Gong sekati is the most sacred form of music in Cirebon and is played in the royal palace only three times a year to celebrate the Islamic holidays Idul Adha and Idul Fitri, and Muludan. The original instruments were brought to Cirebon from the north coast kingdom of Demak in 1521, and exude an atmosphere of delicate but impressive spiritual power. (A related but distinct form, gamelan sekaten, is played in the south central Javanese courts of Yogyakarta and Surakarta). Gamelan Sinar Surya performs the gong sekati music with special permission from the Cirebon royal family.

5Bale Bandung (gong renteng)
Gong renteng (literally “gongs in a row”) is a village ensemble formerly found all over West Java, and features lively, syncopated melodies played in parallel octaves by three musicians on a 5-tone  single-row bonang , accompanied by various time-keeping instruments. Bale Bandung, meaning “Return of the Honored Guest”, is often played at the beginning of a gong renteng performance. This ancient style of music is rapidly disappearing and the tradition is in danger of being lost.
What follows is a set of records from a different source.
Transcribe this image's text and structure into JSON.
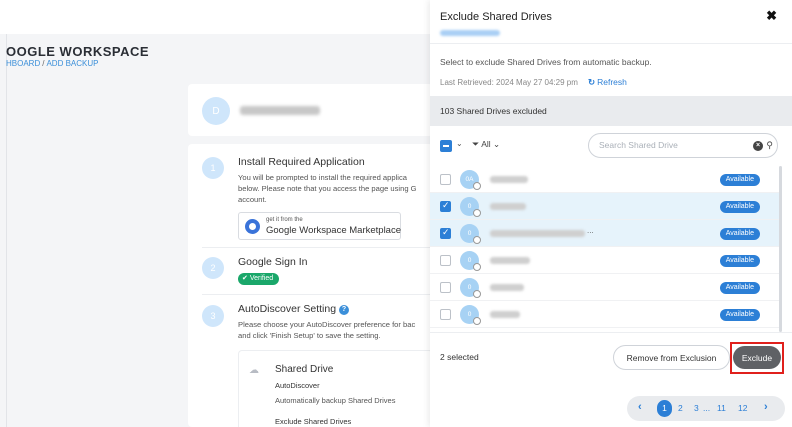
{
  "background": {
    "page_title": "OOGLE WORKSPACE",
    "breadcrumb": {
      "first": "HBOARD",
      "separator": "/",
      "second": "ADD BACKUP"
    },
    "user_avatar": "D",
    "steps": [
      {
        "num": "1",
        "title": "Install Required Application",
        "lines": [
          "You will be prompted to install the required applica",
          "below. Please note that you access the page using G",
          "account."
        ]
      },
      {
        "num": "2",
        "title": "Google Sign In",
        "badge": "Verified"
      },
      {
        "num": "3",
        "title": "AutoDiscover Setting",
        "lines": [
          "Please choose your AutoDiscover preference for bac",
          "and click 'Finish Setup' to save the setting."
        ]
      }
    ],
    "marketplace": {
      "small": "get it from the",
      "big": "Google Workspace Marketplace"
    },
    "shared_drive_card": {
      "title": "Shared Drive",
      "sub": "AutoDiscover",
      "desc": "Automatically backup Shared Drives",
      "exclude_label": "Exclude Shared Drives"
    }
  },
  "dialog": {
    "title": "Exclude Shared Drives",
    "close": "✖",
    "description": "Select to exclude Shared Drives from automatic backup.",
    "last_retrieved": "Last Retrieved: 2024 May 27 04:29 pm",
    "refresh_label": "Refresh",
    "excluded_summary": "103 Shared Drives excluded",
    "filter_label": "All",
    "search": {
      "placeholder": "Search Shared Drive",
      "value": ""
    },
    "rows": [
      {
        "initials": "0A",
        "selected": false,
        "status": "Available"
      },
      {
        "initials": "0",
        "selected": true,
        "status": "Available"
      },
      {
        "initials": "0",
        "selected": true,
        "status": "Available",
        "ellipsis": "..."
      },
      {
        "initials": "0",
        "selected": false,
        "status": "Available"
      },
      {
        "initials": "0",
        "selected": false,
        "status": "Available"
      },
      {
        "initials": "0",
        "selected": false,
        "status": "Available"
      }
    ],
    "selected_count": "2 selected",
    "remove_button": "Remove from Exclusion",
    "exclude_button": "Exclude",
    "pagination": {
      "prev": "‹",
      "pages": [
        "1",
        "2",
        "3",
        "...",
        "11",
        "12"
      ],
      "current": "1",
      "next": "›"
    }
  },
  "colors": {
    "accent": "#2c7fd6",
    "verified": "#1aa76a",
    "highlight": "#e0201c",
    "exclude_button": "#5f6165"
  }
}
6Denggung -> Wawa Bango (denggung)
Denggung is a ritual ensemble found in the three royal palaces of Cirebon, and may represent an ancient form of the well-known degung ensemble played in Sunda today. The palace instruments are considered to be magically powerful and, accompanied by incense and special prayers, are played in times of drought to bring rain for the rice fields. Denggung is now rarely played. The two pieces performed here were taught to me at Kraton Kacirebonan in 1981 by the late P. H. Yusuf Dendabrata.

7Rangsang (gamelan pelog) meaning “passionate attraction” is a rarely heard old piece sometimes played to accompany the refined dance of a noble character in the Cirebon wayang cepak rod puppet theater, thought by most scholars to be the ancestor of all other rod puppet forms found in Java and Sunda. This long, elegant melody evokes an atmosphere of calm power.

8Pacul Goang (gamelan prawa) meaning “the chipped rice hoe” is a charming melody played near the end of the all-night shadow play as a gentle reminder for the farmers in the audience to get ready for a new day of work in the verdant rice fields that surround the city of Cirebon.

9Monggang (gamelan pelog) is a closing piece, played to evoke the style of the archaic gamelan monggang. It is played to bless the audience, and to accompany them as they exit the performance with the sound of gamelan music still gently drifting in the air.

Richard North
January 2010
Santa Barbara, California


Richard North has taught gamelan at UC Santa Cruz, San Jose State University, Hawaii Loa College and North Seattle Community College. He was the Guest Editor of the December 1988 issue of Balungan Journal devoted to the arts of Cirebon. He currently directs Gamelan Sinar Surya, a Cirebon gamelan group in Santa Barbara, USA, and is working with gamelan musicians in Cirebon to help revive lost pieces from the classical repertoire.

(Richard North’s bio written by Chad Bailey Nielson)


Relevant websites:  Devoted to the arts of Cirebon.  Gamelan Sinar Surya’s site. Illustrated list of Cirebon gamelan instruments and gamelan glossary.


I am forever grateful to my late teacher Pangeran Haji Yusuf Dendabrata, who devoted his life to the preservation of Cirebon arts and culture. (r n)


Track 1Jipang Walik (gamelan prawa) – 7:45
Track 2Bayeman (gamelan pelog) – 11:42
Track 3Kaboran (gamelan prawa) – 6:28
Track 4Sekaten (gong sekati) – 6:41
Track 5Bale Bandung (gong renteng) – 4:46
Track 6Denggung – Wawa Bango (denggung) – 6:59
Track 7Rangsang (gamelan pelog) – 6:50
Track 8Pacul Goang (gamelan prawa) – 8:42
Track 9Monggang (gamelan pelog) – 3:58

Total Time: 63:53


Players of GAMELAN SINAR SURYA, Richard North, director
Deni Hermawan, Indonesian guest artist
Santa Barbara group: Magenta Arrunategui, Olga Broiles, Michelle Bobadilla, Scott Cazan, Felicia Danon North, Donn Howell, Edmundo Luna, Margarita Ramirez, Nayelhi Ramirez, Vickie Schlegel, and Joshua Smith.
Seattle group (Gamelan Northwest): Masahiro Fukudome, Julija Gelazis, D. Harper-Jones, Siobhan Harper-Jones, Maggie McKelvy, Scott McLeod, Lee North, Frank Roberto, and Jesse Snyder.
Recordings: Masahiro Fukudome, Scott McLeod and Jesse Snyder (Seattle), and Chad Nielson, Scott Cazan and Constantijn Sanders (Santa Barbara).
Re-mastering: John Noise Manis.


Yantra Productions